"In particular, the legal status of the Church and its institutions is recognized," it said, explaining that the two parties, "while safeguarding the independence and autonomy proper to them," are committed "to work together for the moral, spiritual and material well-being of the human person and for the promotion of the common good."
Several representatives from each side were present for the signing of the agreement.
Attendees from the Holy See included: Bishop Eugène Houndékon of Abomey, Vice President of the Benin Bishop's Conference; Bishop François Gnonhossou of Dassa-Zoumé; Bishop Aristide Gonsallo of Porto-Novo; Fr. Paschal Guezodje, Secretary General for the Bishop's Conference of Benin; Fr. Axel Chékété, Assistant Secretary General and Fr. Emmanuel Michodjehoun, a local collaborator with the apostolic nunciature.

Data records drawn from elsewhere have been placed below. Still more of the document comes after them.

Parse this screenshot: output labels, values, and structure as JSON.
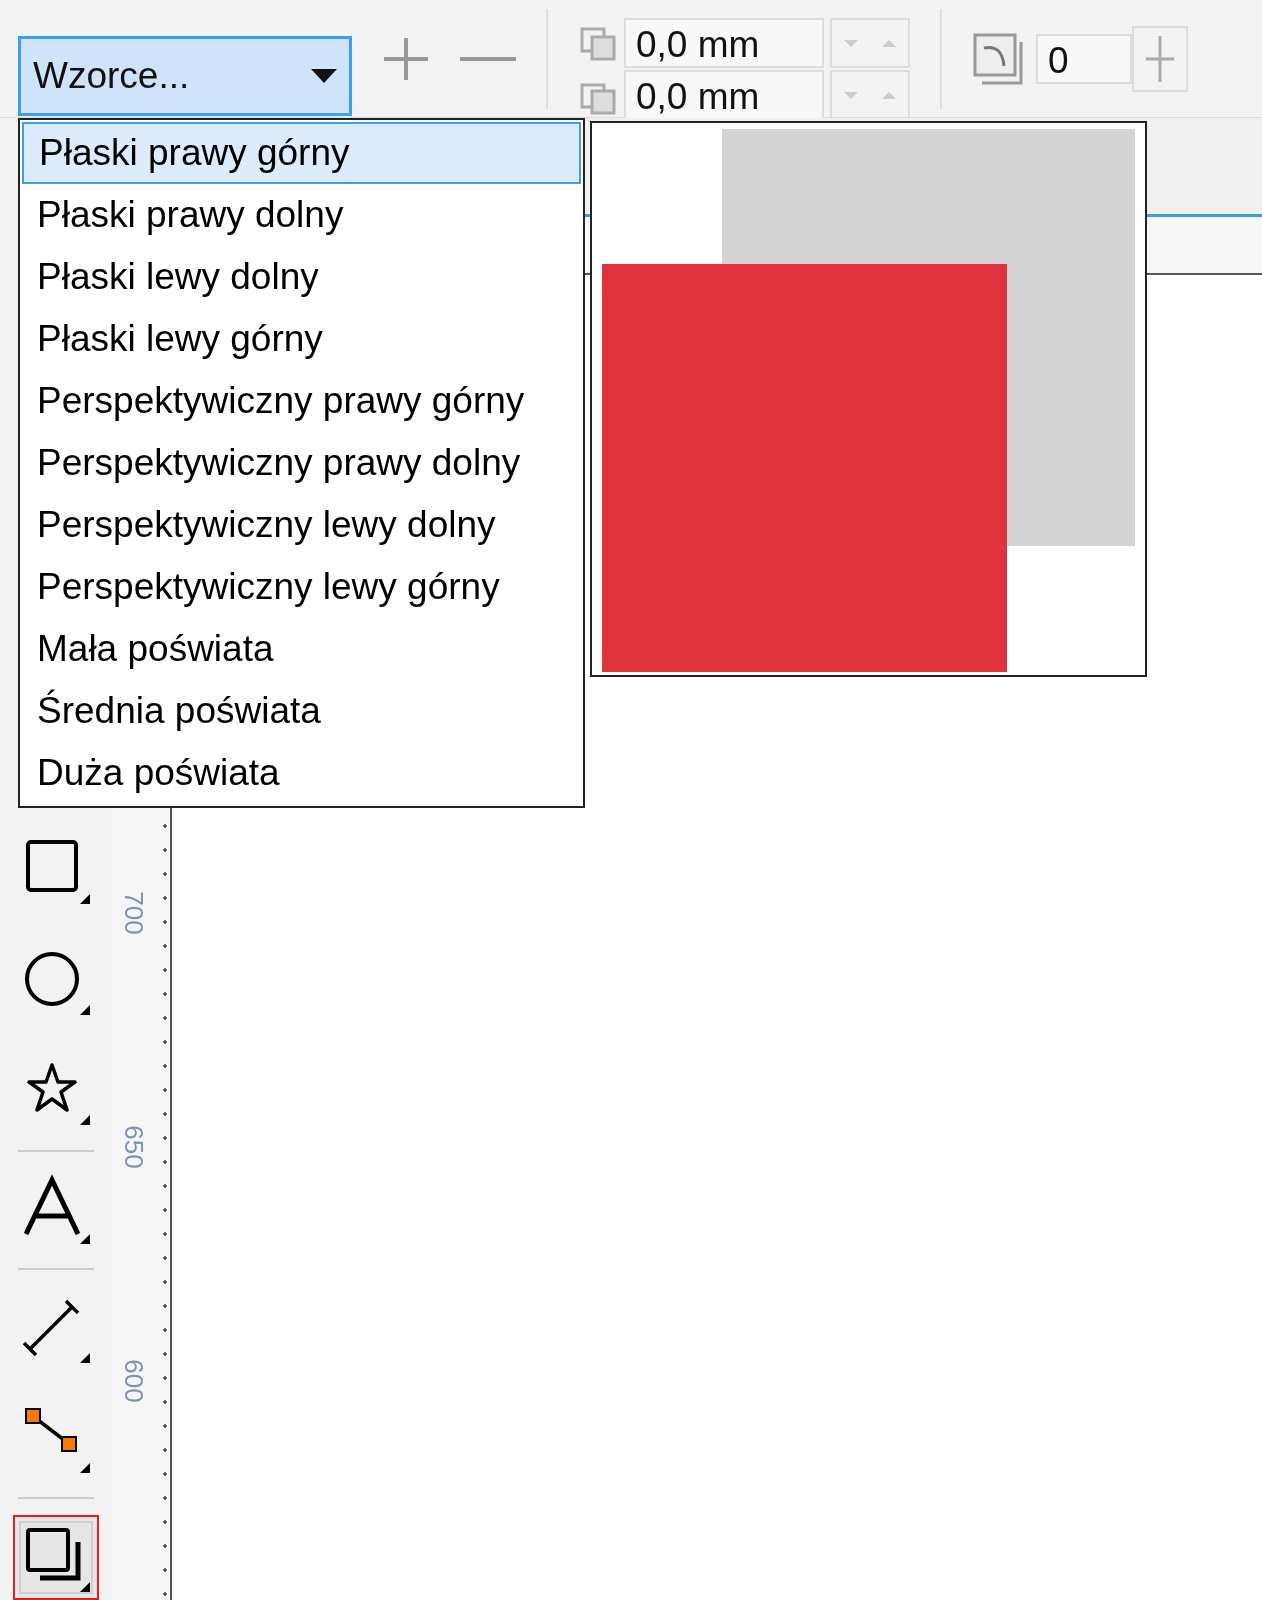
{
  "toolbar": {
    "preset_dropdown": {
      "label": "Wzorce..."
    },
    "offset_x": {
      "value": "0,0 mm"
    },
    "offset_y": {
      "value": "0,0 mm"
    },
    "angle": {
      "value": "0"
    }
  },
  "preset_list": [
    {
      "label": "Płaski prawy górny",
      "selected": true
    },
    {
      "label": "Płaski prawy dolny",
      "selected": false
    },
    {
      "label": "Płaski lewy dolny",
      "selected": false
    },
    {
      "label": "Płaski lewy górny",
      "selected": false
    },
    {
      "label": "Perspektywiczny prawy górny",
      "selected": false
    },
    {
      "label": "Perspektywiczny prawy dolny",
      "selected": false
    },
    {
      "label": "Perspektywiczny lewy dolny",
      "selected": false
    },
    {
      "label": "Perspektywiczny lewy górny",
      "selected": false
    },
    {
      "label": "Mała poświata",
      "selected": false
    },
    {
      "label": "Średnia poświata",
      "selected": false
    },
    {
      "label": "Duża poświata",
      "selected": false
    }
  ],
  "toolbox": [
    {
      "kind": "rectangle",
      "selected": false
    },
    {
      "kind": "ellipse",
      "selected": false
    },
    {
      "kind": "star",
      "selected": false
    },
    {
      "kind": "separator"
    },
    {
      "kind": "text",
      "selected": false
    },
    {
      "kind": "separator"
    },
    {
      "kind": "dimension",
      "selected": false
    },
    {
      "kind": "connector",
      "selected": false
    },
    {
      "kind": "separator"
    },
    {
      "kind": "shadow",
      "selected": true
    }
  ],
  "ruler_labels": [
    "700",
    "650",
    "600"
  ]
}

Among the representatives from Benin were: Mr. Eric Franck Saïzonou, Director of Legal Affairs at the Ministry of Foreign Affairs and Cooperation; Mr. William Comlan, Director of the Cabinet; Mr. Saturnin Tonoukouin, Director of State Protocol; Mr. Bienvenu Houngbédji, Adjunct-Director of Legal Affairs; Ms. Nelly Awouilihoua, Technical Advisor and Mr. Ghislain Agbozo, Special Assistant to the Minister of Foreign Affairs and Cooperation.
St. John Paul II visited Benin in 1982. The most recent Pope to travel to the African nation was Pope Benedict XVI in 2011, when he made an official Nov. 18-20 visit to Cotonou.
Benedict made the trip in large part to deliver his Apostolic Exhortation about the future of Christianity on the continent, "Africae Munus" (The Commitment of Africa), which was written in response to the conclusions of the 2009 Synod of African Bishops in Rome.